Is there a cure for bacterial infections of the upper respiratory tract with multiple locations?
1 Department of Paediatric and Neonatal Diseases CSK MSW in Warsaw, Poland. Head of Department: Adam J. Sybilski, MD, PhD
2 Department of Prophylaxis of Environmental Threats, Faculty of Health Sciences, Medical University of Warsaw, Poland. Head of Department: Professor Bolesław Samoliński, MD, PhD
Correspondence: Adam J. Sybilski, MD, PhD, Department of Paediatric and Neonatal Diseases CSK MSW in Warsaw, Wołoska 137, 02-507 Warsaw, Poland, e-mail:
Pediatr Med Rodz 2014, 10 (2), p. 128–136
DOI: 10.15557/PiMR.2014.0017

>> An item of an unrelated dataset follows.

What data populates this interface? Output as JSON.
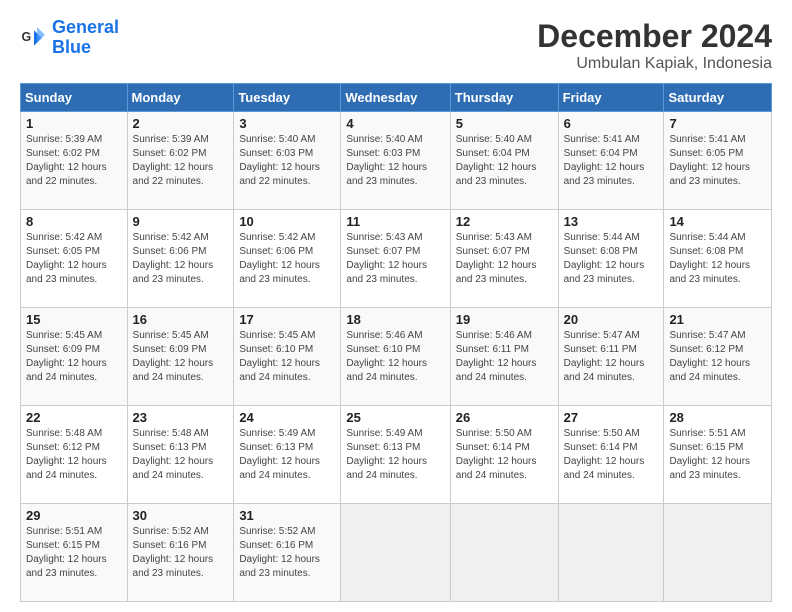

Upper respiratory tract infections (often with multiple locations) are a common problem, especially in the GP’s office. These infections account for about 50–60% of all community-acquired infections and are the most common cause of fever in infants and young children. Most are viral infections. Bacterial factors are S. pneumoniae, H. influenzae and M. catarrhalis. The basic procedure is a detailed medical anamnesis, a careful examination and determination of the likely aetiology of the infection. The decision to empirically treat the infection is generally based on the initial differential diagnosis, without the need for a microbiological examination. In case of a viral infection, a symptomatic treatment is sufficient. In the case of suspected bacterial aetiology, is bacteriological confirmation is not suitable, but empirical antibiotic therapy should be implemented. Physicians must pay attention particularly to compliance. Without compliance the treatment generally fails. Currently, physicians have antibiotics (such as amoxicillin with clavulanic acid) which in terms of efficiency and safety are almost ideal drugs. Among the features of an ideal antibiotics we may find: spectrum of effect covering the most common pathogens, efficiency, bioavailability, multiple dosage form, safety, availability and a low cost of treatment. In case of complications or failure of the therapy the exact aetiology should be determined (bacteriological, virological, mycological examination) and hospitalisation should be considered. Following and respecting such scheme of behaviour may contribute to a faster and more efficient treatment of the upper respiratory tract infections, decrease the number of complications, which is equally important, and reduce direct and indirect costs of the therapy.

Keywords: upper respiratory tract infections, rational antibiotic therapy, amoxicillin with clavulanic acid, treatment, children